Sunday 13th December 2020

The alarm went at 6.30am and I blearily peered out of the window. into the darkness, but was relieved to see no rain! Great. Gear on, off to Wheldrake. The lane was starting to flood, but I would definitely be able to get on to the Ings to see what gulls were lingering. I paused to gawp transfixed at the eastern fire lighting the dawn sky. If I didn't see anything, this scene was worth the early start.

Off down the path I splashed, Tawny Owls hooting unseen in the trees across the Derwent. Tower hide loomed, an edifice silhouetted ominously against the blazing sky. This would be my familiar shelter, so I piled in. There were some gulls still present - great! It was pretty dark really, so it was impossible to sort through them, so I sat and enjoyed the sounds of the wor;d waking up. 

A Marsh Harrier had also woken early and was terrorising the Teal and Lapwings, looking for breakfast. As the scene brightened, a scan revealed no small dark-backed yank among the regular gulls. I decided it wasn't worth waiting at Wheldrake; there was a lot of valley to check and this Franklin's Gull wasn't going to find itself.


Ollie had said there were a lot of gulls feeding in fields between Riccall and Skipwith so I thought I'd work south down the valley to there and then on to North Duffield. If this didn't work, perhaps it would come into roost at Wheldrake later on. Duncan Bye arrived just as I was leaving - he said he'd stake out Wheldrake. 

Thorganby was next, so I parked up in the village hall car park and walked to the viewing platform. There was a fair bit of water on the ings and I could see plenty of gulls on the near flood and over towards Ellerton. I set up the scope and scanned the nearest birds. Nothing. A Little Owl called to the north. Nice. 

I scanned over towards Ellerton - there were a lot of gulls over there but really too far to do anything with. The nearest gulls took flight, so I scanned back through them. A glimpse of dark slate and a subliminal flash of contrasty black and white wingtips hit me in the face like a shovel, but then was gone. Was that it, surely!- but where was it - was it just a dark Common Gull and my eager mind tricking me? 
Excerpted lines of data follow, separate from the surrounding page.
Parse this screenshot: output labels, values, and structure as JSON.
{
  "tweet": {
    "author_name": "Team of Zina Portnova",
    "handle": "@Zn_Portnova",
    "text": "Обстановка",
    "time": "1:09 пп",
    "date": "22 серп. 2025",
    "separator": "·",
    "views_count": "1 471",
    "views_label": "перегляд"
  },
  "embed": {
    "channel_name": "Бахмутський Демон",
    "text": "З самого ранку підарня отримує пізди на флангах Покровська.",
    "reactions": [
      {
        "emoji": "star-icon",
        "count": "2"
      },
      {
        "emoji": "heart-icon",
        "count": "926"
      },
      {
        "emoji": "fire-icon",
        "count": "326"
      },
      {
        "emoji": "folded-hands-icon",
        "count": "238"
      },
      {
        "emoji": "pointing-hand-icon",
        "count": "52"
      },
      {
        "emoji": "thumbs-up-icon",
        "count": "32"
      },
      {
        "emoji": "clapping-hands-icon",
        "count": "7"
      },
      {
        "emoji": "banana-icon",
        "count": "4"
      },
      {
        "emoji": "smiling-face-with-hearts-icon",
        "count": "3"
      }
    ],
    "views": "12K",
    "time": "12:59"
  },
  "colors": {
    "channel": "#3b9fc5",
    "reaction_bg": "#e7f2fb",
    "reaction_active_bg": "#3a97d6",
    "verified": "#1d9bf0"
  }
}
The flock settled; I scanned back through, nothing, nothing, more birds on the grass, nothing - and then Kapow! There! A black head, white forehead and black beak behind a metal field gate; the bird turned revealing those dark slate upperparts and big white scaps and tertial crescents - There you are, you little belter!! I couldn't believe it, the Franklin's Gull, right here. 

I phoned Duncan, no answer! Then the flock flew and landed on the water. Grabbed a photo, then bunged out the news. Duncan rang me back and headed over.

I put the news out and then settled down to enjoy the bird, praying it would not do a bunk before others arrived. On the water it was right out in the open - holy crap! It took off again but flew low towards me and landed on a grassy island where it settled down to a spot of preening, before tucking its head up and having a nap. Great, it looked settled. A long 20 minutes later and Duncan rocker up, closely followed by Tim Jones, Jack Ashton-Booth and Adam Firth - proper York twitch! 

The rain came in, driven by a bitter southeasterly straight into our faces and the lenses of our 'scopes and soaking us through. The adrenaline was like a heated blanket, but that began to wear off as the cold and wet seeped in. The gull seemed unimpressed with the weather too, and remained asleep. Probably best. More familiar faces arrived so I decided to head off, to create some room on the platform. 

What an absolutely mint bird and the icing on the cake for what has been a great year for York birding. 

To cool my jets, I headed down to North Duffield where I unwound watching winter waders wading about on the ings, before heading home for tea and high fives from the kids.

Post script. The rain came down hard in the afternoon, but we tried the roost at Wheldrake. c1000 small gulls came in, but no Franklin's.